Suddenly Brangelina’d, we were whisked to a free-standing villa bigger than our entire apartment, with a private patio in back, complete with dipping pool, a daybed that could comfortably fit our entire family, an outdoor shower, and a view of the desert. (Husband’s membership in Etihad frequent flyer club got him an upgrade! Let’s hear it for Etihad!) When the boys realized that they would be able to swim whenever they wanted to? They thought they’d died and gone to heaven.

Heaven, however, had more gifts in store for these boys…Because we weren’t paying for the room (or the drive out here or the upgrade), we got ourselves a sunset camel ride.

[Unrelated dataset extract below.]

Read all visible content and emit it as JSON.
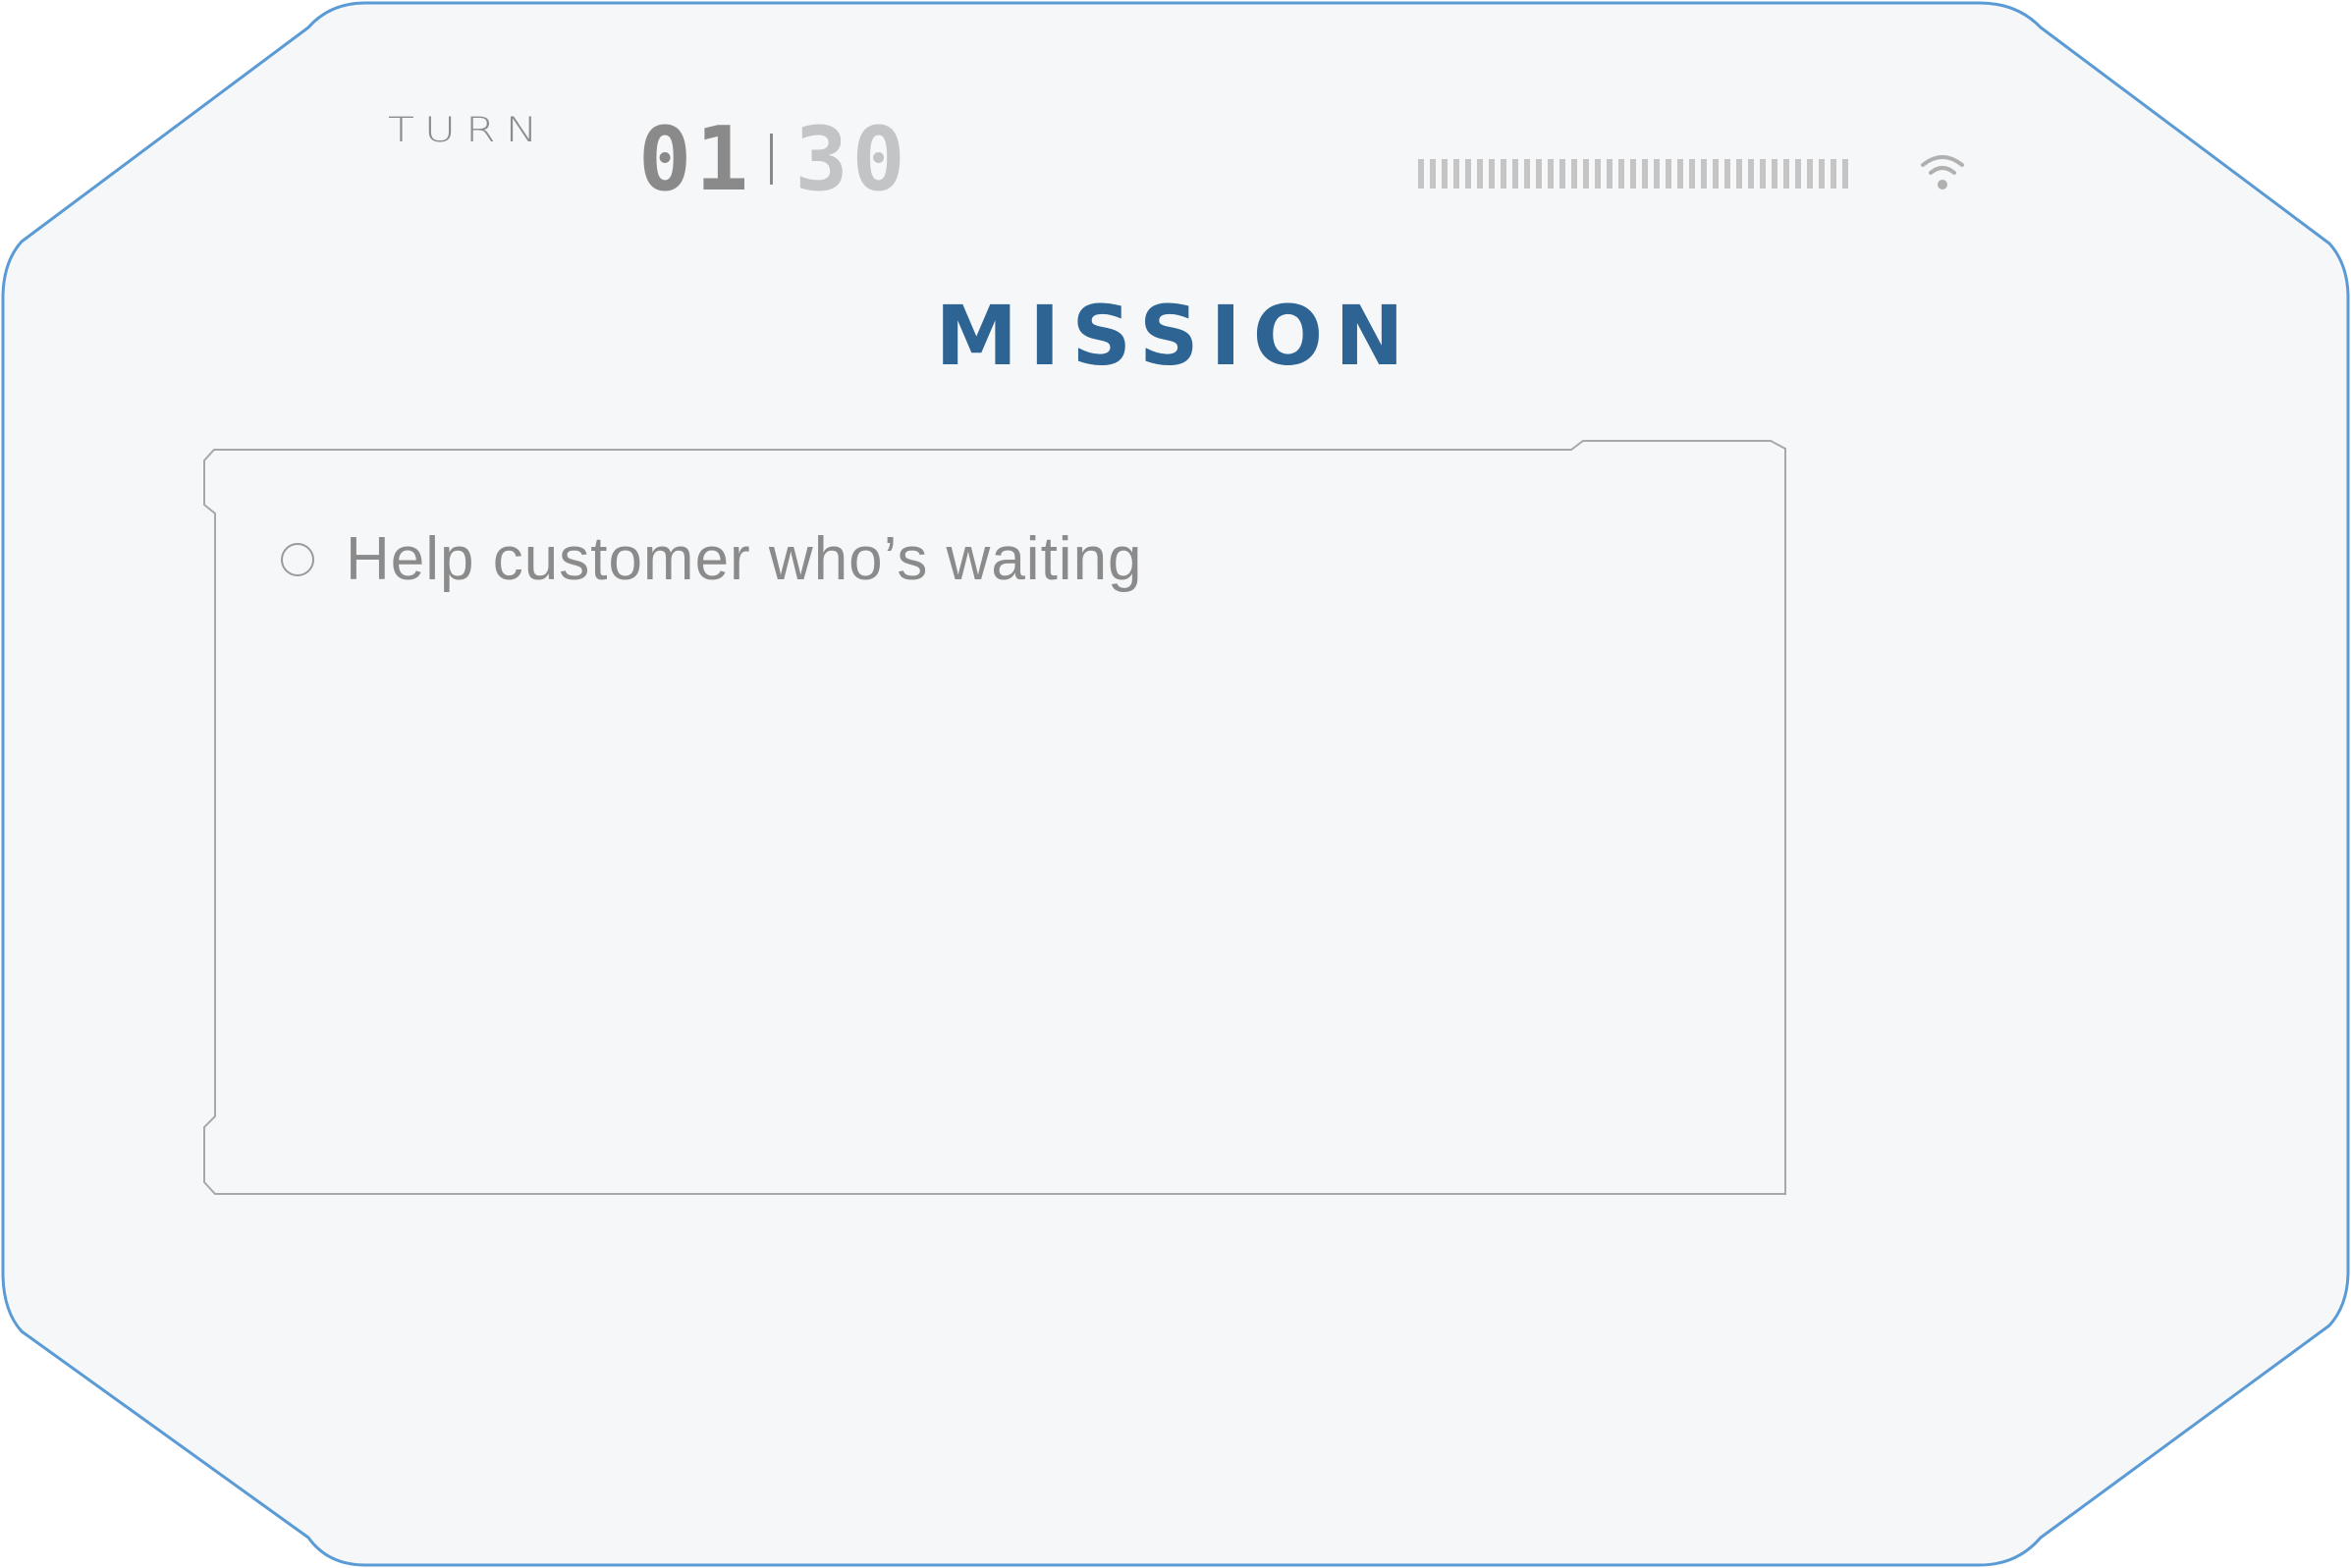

Camels, my friends, are TALL–being up on camelback means being up.  Camels stand up hind legs first, so when you’re on a camel’s back and he stands up, there’s a rather shocking pitch forward, leading to a moment of thinking “holy crap I’m about to pitch right over this thing’s head.”  After we were all safely aboard, we rode out into the empty desert, then dismounted (plunge down and back, again) and climbed up the dunes to watch the sunset.  The boys thought heaven had opened yet again: for two boys who can spend hours and hours digging at the beach, to be presented with an entire universe of sand was almost bewildering in its munificence.

Even the boys felt the power of the landscape; they sat (silent for a few moments!) and stared at the setting sun, before they tried to create an avalanche down the back slope, hoping to send their sneakers into a sandy crevasse. They climbed up, raced down, spun and leaped and laughed, dizzy with the freedom of all that space.

I’ve never been in such deep desert before. I’ve done some Southwestern US deserts but nothing like what we experienced out there.  Being out in the dunes is like being in the middle of the open ocean or one of the Great Lakes: infinite, powerful, implacable.  You are aware of how tiny we are as a race, how insignificant.

Okay, perhaps the whole camel ride thing is a bit hokey – a Disneyfied version of “Bedouin life” – but it felt magical nonetheless, to be  riding through the desert, with no sounds except the susurrus of wind across dunes and the creaking sounds of the camels’ bird-like feet on the hard-packed desert sand.

The dunes surround the hotel; you can swerve off one of the beautiful little paths that criss-cross the hotel property and run up a dune face whenever you’ve a mind to (and the boys always did).  When you sit by the hotel pool, you could almost think you’re in some swanky but standard spot in Vegas or Palm Springs or Scottsdale:

until you turn around and see…this:

Or this:

I suppose if you’re Brangelina, you get used to spending time in amazing places. And maybe that’s (yet another) reason to be glad that you’re not Brangelina—it would be awful to be blasé about a place like Qasr.